- Axel Dreher & Nathan Jensen, 2003. "Independent Actor or Agent? An Empirical Analysis of the impact of US interests on IMF Conditions," International Finance 0310004, EconWPA, revised 08 Jan 2004.
- Axel Dreher & Nathan Jensen, 2005. "Independent Actor or Agent? An Empirical Analysis of the Impact of US Interests on IMF Conditions," KOF Working papers 05-118, KOF Swiss Economic Institute, ETH Zurich.
- Manuel Arellano & Stephen Bond, 1991. "Some Tests of Specification for Panel Data: Monte Carlo Evidence and an Application to Employment Equations," Review of Economic Studies, Oxford University Press, vol. 58(2), pages 277-297.
- Tom Doan, "undated". "RATS program to replicate Arellano-Bond 1991 dynamic panel," Statistical Software Components RTZ00169, Boston College Department of Economics.

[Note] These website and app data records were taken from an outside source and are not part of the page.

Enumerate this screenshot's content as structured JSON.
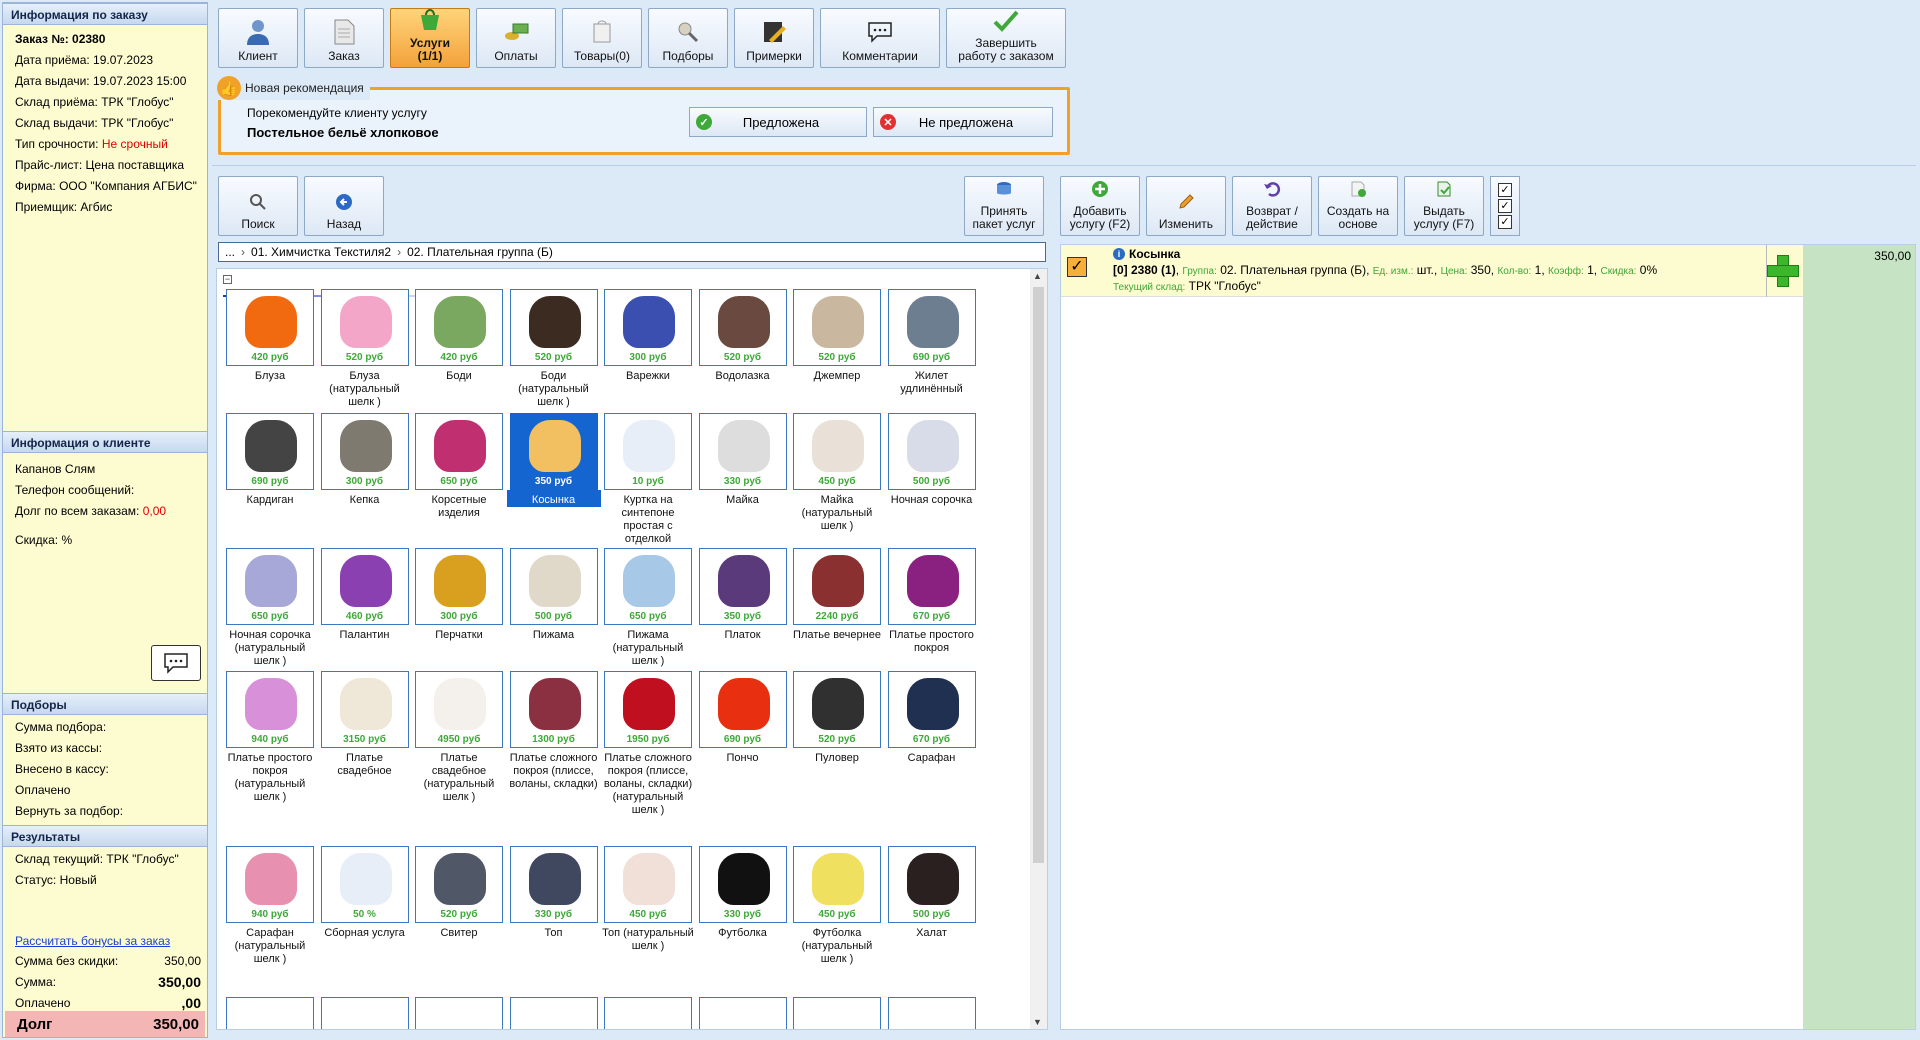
{
  "order_info": {
    "header": "Информация по заказу",
    "order_no": "Заказ №: 02380",
    "receive_date": "Дата приёма: 19.07.2023",
    "issue_date": "Дата выдачи: 19.07.2023 15:00",
    "receive_store": "Склад приёма: ТРК \"Глобус\"",
    "issue_store": "Склад выдачи: ТРК \"Глобус\"",
    "urgency_label": "Тип срочности: ",
    "urgency_value": "Не срочный",
    "price_list": "Прайс-лист: Цена поставщика",
    "firm": "Фирма: ООО \"Компания АГБИС\"",
    "receiver": "Приемщик: Агбис"
  },
  "client_info": {
    "header": "Информация о клиенте",
    "name": "Капанов Слям",
    "phone": "Телефон сообщений:",
    "debt_label": "Долг по всем заказам: ",
    "debt_value": "0,00",
    "discount": "Скидка: %"
  },
  "selections": {
    "header": "Подборы",
    "lines": [
      "Сумма подбора:",
      "Взято из кассы:",
      "Внесено в кассу:",
      "Оплачено",
      "Вернуть за подбор:"
    ]
  },
  "results": {
    "header": "Результаты",
    "store": "Склад текущий: ТРК \"Глобус\"",
    "status": "Статус: Новый",
    "bonus_link": "Рассчитать бонусы за заказ",
    "sum_no_discount_label": "Сумма без скидки:",
    "sum_no_discount": "350,00",
    "sum_label": "Сумма:",
    "sum": "350,00",
    "paid_label": "Оплачено",
    "paid": ",00",
    "debt_label": "Долг",
    "debt": "350,00"
  },
  "toolbar": {
    "client": "Клиент",
    "order": "Заказ",
    "services": "Услуги\n(1/1)",
    "payments": "Оплаты",
    "goods": "Товары(0)",
    "selections": "Подборы",
    "fittings": "Примерки",
    "comments": "Комментарии",
    "finish": "Завершить работу с заказом"
  },
  "recommendation": {
    "title": "Новая рекомендация",
    "subtitle": "Порекомендуйте клиенту услугу",
    "service": "Постельное бельё хлопковое",
    "offered": "Предложена",
    "not_offered": "Не предложена"
  },
  "catalog_toolbar": {
    "search": "Поиск",
    "back": "Назад",
    "accept_package": "Принять пакет услуг",
    "add_service": "Добавить услугу (F2)",
    "edit": "Изменить",
    "return_action": "Возврат / действие",
    "create_based": "Создать на основе",
    "issue_service": "Выдать услугу (F7)"
  },
  "breadcrumb": [
    "...",
    "01. Химчистка Текстиля2",
    "02. Плательная группа (Б)"
  ],
  "catalog_items": [
    {
      "label": "Блуза",
      "price": "420 руб",
      "color": "#f26a10"
    },
    {
      "label": "Блуза (натуральный шелк )",
      "price": "520 руб",
      "color": "#f3a6c8"
    },
    {
      "label": "Боди",
      "price": "420 руб",
      "color": "#7aa860"
    },
    {
      "label": "Боди (натуральный шелк )",
      "price": "520 руб",
      "color": "#3b2b20"
    },
    {
      "label": "Варежки",
      "price": "300 руб",
      "color": "#3a4fb0"
    },
    {
      "label": "Водолазка",
      "price": "520 руб",
      "color": "#6a4a40"
    },
    {
      "label": "Джемпер",
      "price": "520 руб",
      "color": "#c9b7a0"
    },
    {
      "label": "Жилет удлинённый",
      "price": "690 руб",
      "color": "#6c7e90"
    },
    {
      "label": "Кардиган",
      "price": "690 руб",
      "color": "#444444"
    },
    {
      "label": "Кепка",
      "price": "300 руб",
      "color": "#7e7a70"
    },
    {
      "label": "Корсетные изделия",
      "price": "650 руб",
      "color": "#c03070"
    },
    {
      "label": "Косынка",
      "price": "350 руб",
      "color": "#f2c060",
      "selected": true
    },
    {
      "label": "Куртка на синтепоне простая с отделкой",
      "price": "10 руб",
      "color": "#e8eef8"
    },
    {
      "label": "Майка",
      "price": "330 руб",
      "color": "#dddddd"
    },
    {
      "label": "Майка (натуральный шелк )",
      "price": "450 руб",
      "color": "#e9e0d8"
    },
    {
      "label": "Ночная сорочка",
      "price": "500 руб",
      "color": "#d8dce8"
    },
    {
      "label": "Ночная сорочка (натуральный шелк )",
      "price": "650 руб",
      "color": "#a8a8d8"
    },
    {
      "label": "Палантин",
      "price": "460 руб",
      "color": "#8a40b0"
    },
    {
      "label": "Перчатки",
      "price": "300 руб",
      "color": "#d9a020"
    },
    {
      "label": "Пижама",
      "price": "500 руб",
      "color": "#e0d8c8"
    },
    {
      "label": "Пижама (натуральный шелк )",
      "price": "650 руб",
      "color": "#a8c8e8"
    },
    {
      "label": "Платок",
      "price": "350 руб",
      "color": "#5a3a7a"
    },
    {
      "label": "Платье вечернее",
      "price": "2240 руб",
      "color": "#8a3030"
    },
    {
      "label": "Платье простого покроя",
      "price": "670 руб",
      "color": "#8a2080"
    },
    {
      "label": "Платье простого покроя (натуральный шелк )",
      "price": "940 руб",
      "color": "#d890d8"
    },
    {
      "label": "Платье свадебное",
      "price": "3150 руб",
      "color": "#efe8d8"
    },
    {
      "label": "Платье свадебное (натуральный шелк )",
      "price": "4950 руб",
      "color": "#f4f0ec"
    },
    {
      "label": "Платье сложного покроя (плиссе, воланы, складки)",
      "price": "1300 руб",
      "color": "#8a3040"
    },
    {
      "label": "Платье сложного покроя (плиссе, воланы, складки) (натуральный шелк )",
      "price": "1950 руб",
      "color": "#c01020"
    },
    {
      "label": "Пончо",
      "price": "690 руб",
      "color": "#e83010"
    },
    {
      "label": "Пуловер",
      "price": "520 руб",
      "color": "#303030"
    },
    {
      "label": "Сарафан",
      "price": "670 руб",
      "color": "#203050"
    },
    {
      "label": "Сарафан (натуральный шелк )",
      "price": "940 руб",
      "color": "#e890b0"
    },
    {
      "label": "Сборная услуга",
      "price": "50 %",
      "color": "#e8eef8"
    },
    {
      "label": "Свитер",
      "price": "520 руб",
      "color": "#505868"
    },
    {
      "label": "Топ",
      "price": "330 руб",
      "color": "#404860"
    },
    {
      "label": "Топ (натуральный шелк )",
      "price": "450 руб",
      "color": "#f0e0d8"
    },
    {
      "label": "Футболка",
      "price": "330 руб",
      "color": "#111111"
    },
    {
      "label": "Футболка (натуральный шелк )",
      "price": "450 руб",
      "color": "#f0e060"
    },
    {
      "label": "Халат",
      "price": "500 руб",
      "color": "#2a2020"
    }
  ],
  "order_item": {
    "title": "Косынка",
    "line1_code": "[0] 2380 (1)",
    "group_label": "Группа:",
    "group": "02. Плательная группа (Б)",
    "unit_label": "Ед. изм.:",
    "unit": "шт.",
    "price_label": "Цена:",
    "price": "350",
    "qty_label": "Кол-во:",
    "qty": "1",
    "coef_label": "Коэфф:",
    "coef": "1",
    "discount_label": "Скидка:",
    "discount": "0%",
    "store_label": "Текущий склад:",
    "store": "ТРК \"Глобус\"",
    "total": "350,00"
  },
  "colors": {
    "accent_orange": "#f0a228",
    "sidebar_bg": "#fdfbd0",
    "price_green": "#3ea838",
    "debt_red": "#e00000"
  }
}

- Dudley, Leonard & Montmarquette, Claude, 1976. "A Model of the Supply of Bilateral Foreign Aid," American Economic Review, American Economic Association, vol. 66(1), pages 132-142, March.
- Anne Boschini & Anders Olofsgård, 2007. "Foreign aid: An instrument for fighting communism?," Journal of Development Studies, Taylor & Francis Journals, vol. 43(4), pages 622-648.
- Robert K. Fleck & Christopher Kilby, 2001. "Foreign Aid and Domestic Politics: Voting in Congress and the Allocation of USAID Contracts across Congressional Districts," Southern Economic Journal, Southern Economic Association, vol. 67(3), pages 598-617, January.
- Fleck, Robert K. & Kilby, Christopher & Fleck, Robert K., 1998. "Foreign Aid and Domestic Politics: Voting in Congress and the Allocation of USAID Contracts Across Congressional Districts," Vassar College Department of Economics Working Paper Series 44, Vassar College Department of Economics, revised Dec 1999.
- Hansen, Henrik & Tarp, Finn, 2001. "Aid and growth regressions," Journal of Development Economics, Elsevier, vol. 64(2), pages 547-570, April.
- Hansen, Henrik & Tarp, Finn, 2000. "Aid and Growth Regressions," MPRA Paper 62288, University Library of Munich, Germany.
- Boone, Peter, 1996. "Politics and the effectiveness of foreign aid," European Economic Review, Elsevier, vol. 40(2), pages 289-329, February. Full references (including those not matched with items on IDEAS)
When requesting a correction, please mention this item's handle: RePEc:bla:rdevec:v:10:y:2006:i:2:p:210-223. See general information about how to correct material in RePEc.
For technical questions regarding this item, or to correct its authors, title, abstract, bibliographic or download information, contact: (Wiley-Blackwell Digital Licensing)or (Christopher F. Baum)
If you have authored this item and are not yet registered with RePEc, we encourage you to do it here. This allows to link your profile to this item. It also allows you to accept potential citations to this item that we are uncertain about.
If references are entirely missing, you can add them using this form.
If the full references list an item that is present in RePEc, but the system did not link to it, you can help with this form.
If you know of missing items citing this one, you can help us creating those links by adding the relevant references in the same way as above, for each refering item. If you are a registered author of this item, you may also want to check the "citations" tab in your profile, as there may be some citations waiting for confirmation.
Please note that corrections may take a couple of weeks to filter through the various RePEc services.